──────── TASK MATERIAL
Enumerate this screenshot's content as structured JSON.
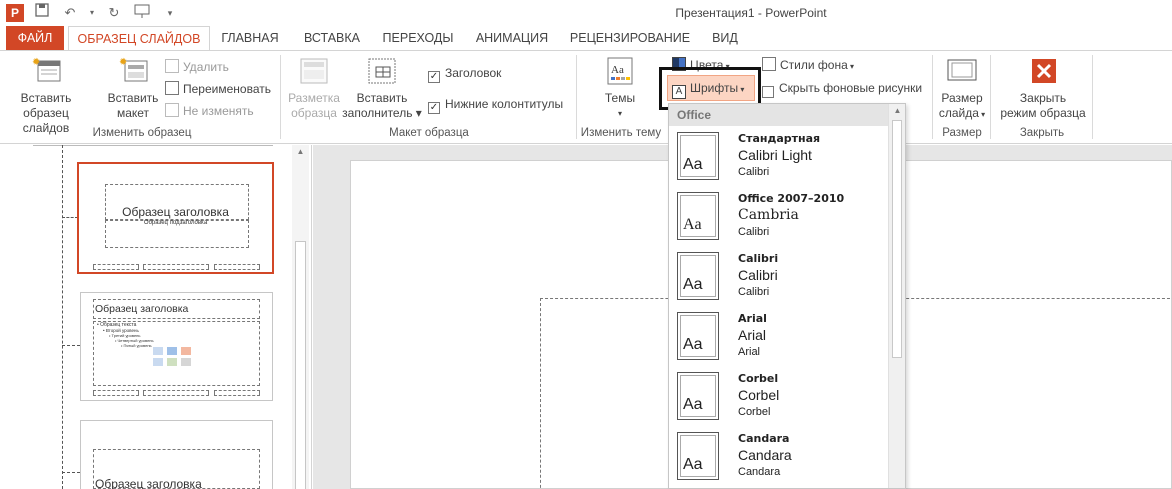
{
  "window": {
    "title": "Презентация1 - PowerPoint"
  },
  "qat": {
    "app_icon": "P"
  },
  "tabs": [
    "ФАЙЛ",
    "ОБРАЗЕЦ СЛАЙДОВ",
    "ГЛАВНАЯ",
    "ВСТАВКА",
    "ПЕРЕХОДЫ",
    "АНИМАЦИЯ",
    "РЕЦЕНЗИРОВАНИЕ",
    "ВИД"
  ],
  "ribbon": {
    "edit_master": {
      "label": "Изменить образец",
      "insert_master": [
        "Вставить",
        "образец слайдов"
      ],
      "insert_layout": [
        "Вставить",
        "макет"
      ],
      "delete": "Удалить",
      "rename": "Переименовать",
      "preserve": "Не изменять"
    },
    "master_layout": {
      "label": "Макет образца",
      "master_layout_btn": [
        "Разметка",
        "образца"
      ],
      "insert_placeholder": [
        "Вставить",
        "заполнитель ▾"
      ],
      "title_chk": "Заголовок",
      "footers_chk": "Нижние колонтитулы"
    },
    "edit_theme": {
      "label": "Изменить тему",
      "themes": "Темы",
      "colors": "Цвета",
      "fonts": "Шрифты",
      "bg_styles": "Стили фона",
      "hide_bg": "Скрыть фоновые рисунки"
    },
    "size": {
      "label": "Размер",
      "btn": [
        "Размер",
        "слайда"
      ]
    },
    "close": {
      "label": "Закрыть",
      "btn": [
        "Закрыть",
        "режим образца"
      ]
    }
  },
  "thumbnails": {
    "title_text": "Образец заголовка",
    "subtitle_text": "Образец подзаголовка",
    "body_lines": [
      "• Образец текста",
      "• Второй уровень",
      "• Третий уровень",
      "• Четвертый уровень",
      "• Пятый уровень"
    ]
  },
  "fonts_dropdown": {
    "header": "Office",
    "items": [
      {
        "name": "Стандартная",
        "heading": "Calibri Light",
        "body": "Calibri"
      },
      {
        "name": "Office 2007–2010",
        "heading": "Cambria",
        "body": "Calibri"
      },
      {
        "name": "Calibri",
        "heading": "Calibri",
        "body": "Calibri"
      },
      {
        "name": "Arial",
        "heading": "Arial",
        "body": "Arial"
      },
      {
        "name": "Corbel",
        "heading": "Corbel",
        "body": "Corbel"
      },
      {
        "name": "Candara",
        "heading": "Candara",
        "body": "Candara"
      }
    ],
    "preview_glyph": "Aa"
  }
}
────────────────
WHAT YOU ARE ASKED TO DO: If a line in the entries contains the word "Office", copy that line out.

TASK ANSWER:
    "header": "Office",
        "name": "Office 2007–2010",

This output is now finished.